There have been many definitions of culture hypothesized by theorists and scholars as a way to understand human beings, other species and entities; human nature; Mother Nature, and artifacts (Giles & Middleton, 1999; Hall, 1996; Kroeber & Kluckhohn, 1966; Williams, 1958). Culture has been characterized as being descriptive, historical, normative, psychological, structural, and genetic (Kroeber & Kluckhohn, 1966). Kroeber (1948) theorized culture as “how it comes to be” versus “what it is” (p. 253). Therefore, culture is socially constructed. Geertz (1973) interpreted culture as a “historically transmitted pattern of meanings embodied in symbols, a system of inherited conceptions expressed in symbolic forms by means of which men communicate, perpetuate, and develop their knowledge about and attitudes toward life” (p. 89). Hofstede (1991) proposed that culture is learned; it is not part of one’s genetic makeup. In the area of cultural studies, culture is concerned with how meanings are interpreted and created in a society (Gray & McGuigan, 1997; Hall, 1997). Williams (1958), a cultural theorist, believes that “culture is ordinary” (p. 74). It is made in the human mind, making possible effort, examination, and explication. This means culture is what is known (tradition) and what comes to be known through investigation and invention (creativity). Baumeister (2005) argued that culture is not innately human. Other species (e.g., monkeys and chimpanzees)show patterns of learned behavior that is passed on from generation to generation.
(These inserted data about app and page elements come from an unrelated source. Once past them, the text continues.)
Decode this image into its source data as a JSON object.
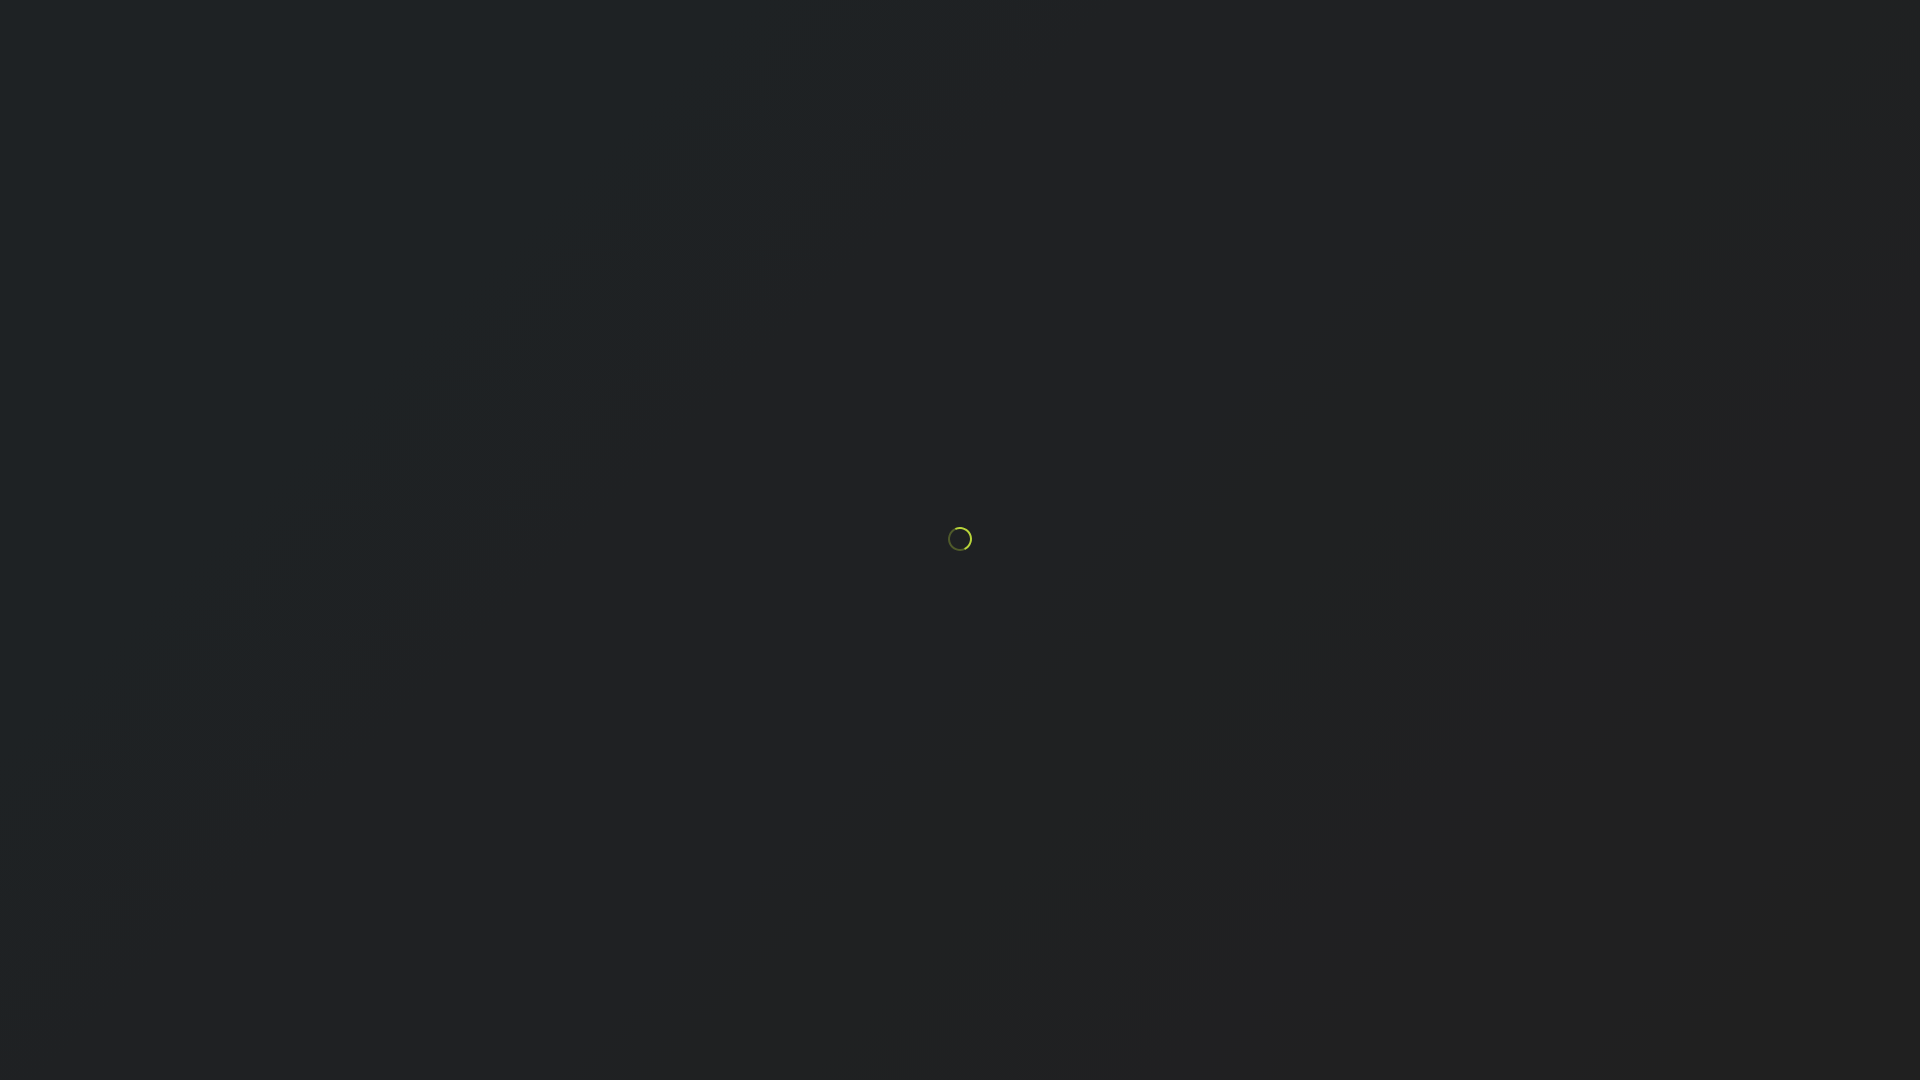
{
  "screen": {
    "state": "loading"
  },
  "spinner": {
    "icon": "loading-spinner-icon",
    "accent_color": "#b8d43a",
    "track_color": "#4f5a2a"
  },
  "colors": {
    "background": "#1f2123"
  }
}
Culture is artificial; it is civilization. (Kroeber, 1948). A simple question-and-answer scenario about culture might proceed as follows: What is culture? Culture is everything human made and nature made. What is the purpose of culture? The purpose of culture is to serve humans. How does culture function? Culture functions as directed by humans. When will culture end? When humankind ends, culture will end. Where is culture? Culture is everywhere. Why do we need culture? We need culture to tell our history.
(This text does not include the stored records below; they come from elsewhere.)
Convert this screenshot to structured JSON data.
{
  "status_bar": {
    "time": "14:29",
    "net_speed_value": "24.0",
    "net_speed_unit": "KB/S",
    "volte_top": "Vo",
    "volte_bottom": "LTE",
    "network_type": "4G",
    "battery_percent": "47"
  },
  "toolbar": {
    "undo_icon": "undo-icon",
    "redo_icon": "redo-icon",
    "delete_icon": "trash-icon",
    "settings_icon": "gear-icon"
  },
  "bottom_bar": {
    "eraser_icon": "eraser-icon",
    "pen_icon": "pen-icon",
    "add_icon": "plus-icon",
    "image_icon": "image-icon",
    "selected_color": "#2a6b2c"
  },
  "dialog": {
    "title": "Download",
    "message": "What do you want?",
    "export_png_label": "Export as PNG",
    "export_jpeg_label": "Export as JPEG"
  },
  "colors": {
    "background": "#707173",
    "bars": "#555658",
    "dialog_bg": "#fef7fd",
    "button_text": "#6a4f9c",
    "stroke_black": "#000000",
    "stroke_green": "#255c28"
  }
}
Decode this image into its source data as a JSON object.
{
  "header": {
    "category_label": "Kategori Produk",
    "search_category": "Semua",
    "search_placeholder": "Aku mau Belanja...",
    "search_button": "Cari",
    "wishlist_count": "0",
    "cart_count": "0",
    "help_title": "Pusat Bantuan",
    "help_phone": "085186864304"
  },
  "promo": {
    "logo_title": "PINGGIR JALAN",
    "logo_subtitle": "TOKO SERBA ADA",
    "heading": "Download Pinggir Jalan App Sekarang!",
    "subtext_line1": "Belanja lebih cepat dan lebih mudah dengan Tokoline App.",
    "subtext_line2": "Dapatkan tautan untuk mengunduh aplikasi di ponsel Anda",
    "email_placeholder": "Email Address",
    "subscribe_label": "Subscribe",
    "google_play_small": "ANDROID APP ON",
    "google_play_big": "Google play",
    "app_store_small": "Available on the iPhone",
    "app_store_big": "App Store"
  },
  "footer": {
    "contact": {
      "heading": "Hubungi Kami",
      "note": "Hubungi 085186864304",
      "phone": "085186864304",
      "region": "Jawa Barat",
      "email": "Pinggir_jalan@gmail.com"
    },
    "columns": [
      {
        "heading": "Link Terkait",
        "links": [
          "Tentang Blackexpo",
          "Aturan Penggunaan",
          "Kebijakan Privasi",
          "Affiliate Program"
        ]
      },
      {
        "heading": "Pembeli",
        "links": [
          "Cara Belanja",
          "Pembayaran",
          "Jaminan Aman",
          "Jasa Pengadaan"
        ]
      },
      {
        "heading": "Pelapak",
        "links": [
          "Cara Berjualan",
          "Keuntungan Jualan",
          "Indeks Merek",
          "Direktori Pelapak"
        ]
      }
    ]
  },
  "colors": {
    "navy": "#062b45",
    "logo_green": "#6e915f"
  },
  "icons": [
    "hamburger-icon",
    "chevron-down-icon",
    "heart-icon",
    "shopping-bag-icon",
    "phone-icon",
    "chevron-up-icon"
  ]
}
Qualifying Culture In Design
The nature of culture in design moves beyond petrified interpretations. Culture is not tied to a discipline, theory, or controversy. The transformation is like moving culture from theory to practice, and in this sense, the pieces of culture must be deconstructed and transferred from a theoretical dimension to a practical dimension. In a practical dimension; culture maintains both physical and virtual properties, and the properties of culture are free to be transported, reinvented, mixed, and coagulated in the space of design.
Culture is dynamic, malleable, fluid, and always in motion.1 Therefore, culture can take on any form, fashion or feline. Culture exists freely in the space of design. This emulsion is the space in which design should exist and designers should work. In the design of ICTs, the goal is to recreate or represent culture. As a design construct, culture takes on properties that make it visible and invisible, dynamic and static, virtual and physical. Like the paint an artist applies to canvas, the nature of culture in design maintains an infinite number of possibilities and properties. Culture does not have physical or virtual properties in design until the designer assigns those properties. Culture is not real until designers make it real.
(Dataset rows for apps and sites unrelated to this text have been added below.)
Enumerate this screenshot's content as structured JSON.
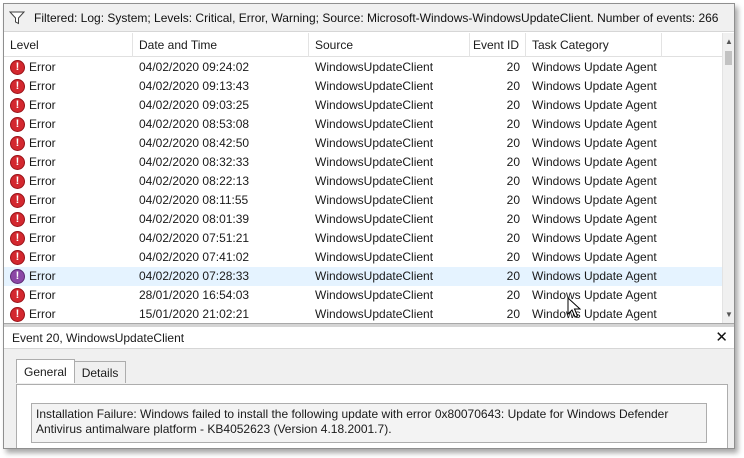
{
  "filter": {
    "text": "Filtered: Log: System; Levels: Critical, Error, Warning; Source: Microsoft-Windows-WindowsUpdateClient. Number of events: 266",
    "icon": "funnel-filter-icon"
  },
  "columns": {
    "level": "Level",
    "date": "Date and Time",
    "source": "Source",
    "event_id": "Event ID",
    "category": "Task Category"
  },
  "rows": [
    {
      "level": "Error",
      "date": "04/02/2020 09:24:02",
      "source": "WindowsUpdateClient",
      "event_id": "20",
      "category": "Windows Update Agent"
    },
    {
      "level": "Error",
      "date": "04/02/2020 09:13:43",
      "source": "WindowsUpdateClient",
      "event_id": "20",
      "category": "Windows Update Agent"
    },
    {
      "level": "Error",
      "date": "04/02/2020 09:03:25",
      "source": "WindowsUpdateClient",
      "event_id": "20",
      "category": "Windows Update Agent"
    },
    {
      "level": "Error",
      "date": "04/02/2020 08:53:08",
      "source": "WindowsUpdateClient",
      "event_id": "20",
      "category": "Windows Update Agent"
    },
    {
      "level": "Error",
      "date": "04/02/2020 08:42:50",
      "source": "WindowsUpdateClient",
      "event_id": "20",
      "category": "Windows Update Agent"
    },
    {
      "level": "Error",
      "date": "04/02/2020 08:32:33",
      "source": "WindowsUpdateClient",
      "event_id": "20",
      "category": "Windows Update Agent"
    },
    {
      "level": "Error",
      "date": "04/02/2020 08:22:13",
      "source": "WindowsUpdateClient",
      "event_id": "20",
      "category": "Windows Update Agent"
    },
    {
      "level": "Error",
      "date": "04/02/2020 08:11:55",
      "source": "WindowsUpdateClient",
      "event_id": "20",
      "category": "Windows Update Agent"
    },
    {
      "level": "Error",
      "date": "04/02/2020 08:01:39",
      "source": "WindowsUpdateClient",
      "event_id": "20",
      "category": "Windows Update Agent"
    },
    {
      "level": "Error",
      "date": "04/02/2020 07:51:21",
      "source": "WindowsUpdateClient",
      "event_id": "20",
      "category": "Windows Update Agent"
    },
    {
      "level": "Error",
      "date": "04/02/2020 07:41:02",
      "source": "WindowsUpdateClient",
      "event_id": "20",
      "category": "Windows Update Agent"
    },
    {
      "level": "Error",
      "date": "04/02/2020 07:28:33",
      "source": "WindowsUpdateClient",
      "event_id": "20",
      "category": "Windows Update Agent"
    },
    {
      "level": "Error",
      "date": "28/01/2020 16:54:03",
      "source": "WindowsUpdateClient",
      "event_id": "20",
      "category": "Windows Update Agent"
    },
    {
      "level": "Error",
      "date": "15/01/2020 21:02:21",
      "source": "WindowsUpdateClient",
      "event_id": "20",
      "category": "Windows Update Agent"
    }
  ],
  "detail": {
    "title": "Event 20, WindowsUpdateClient",
    "close": "✕",
    "tabs": [
      "General",
      "Details"
    ],
    "message": "Installation Failure: Windows failed to install the following update with error 0x80070643: Update for Windows Defender Antivirus antimalware platform - KB4052623 (Version 4.18.2001.7)."
  },
  "colors": {
    "error_red": "#d3282f",
    "hover_row": "#e5f3ff",
    "panel_gray": "#f0f0f0"
  }
}
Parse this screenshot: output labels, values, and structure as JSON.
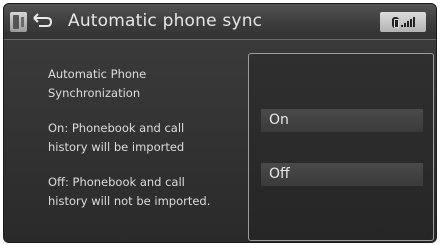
{
  "header": {
    "title": "Automatic phone sync",
    "left_icons": [
      "phone-icon",
      "back-icon"
    ],
    "status_icons": [
      "bluetooth-icon",
      "signal-strength-icon"
    ]
  },
  "description": {
    "heading_line1": "Automatic Phone",
    "heading_line2": "Synchronization",
    "on_line1": "On: Phonebook and call",
    "on_line2": "history will be imported",
    "off_line1": "Off: Phonebook and call",
    "off_line2": "history will not be imported."
  },
  "options": [
    {
      "label": "On"
    },
    {
      "label": "Off"
    }
  ]
}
The nature of culture in design is creative. This creativity is derived through the implementation of the design process. However, some innate creative ability is required of designers and the design. Should creativity be a prerequisite for designers, or can anyone be a designer? An inventive spirit requires the ability to see beyond the obvious and to design new ways to envision one’s physical and virtual reality. So yes, creativity is highly desirable.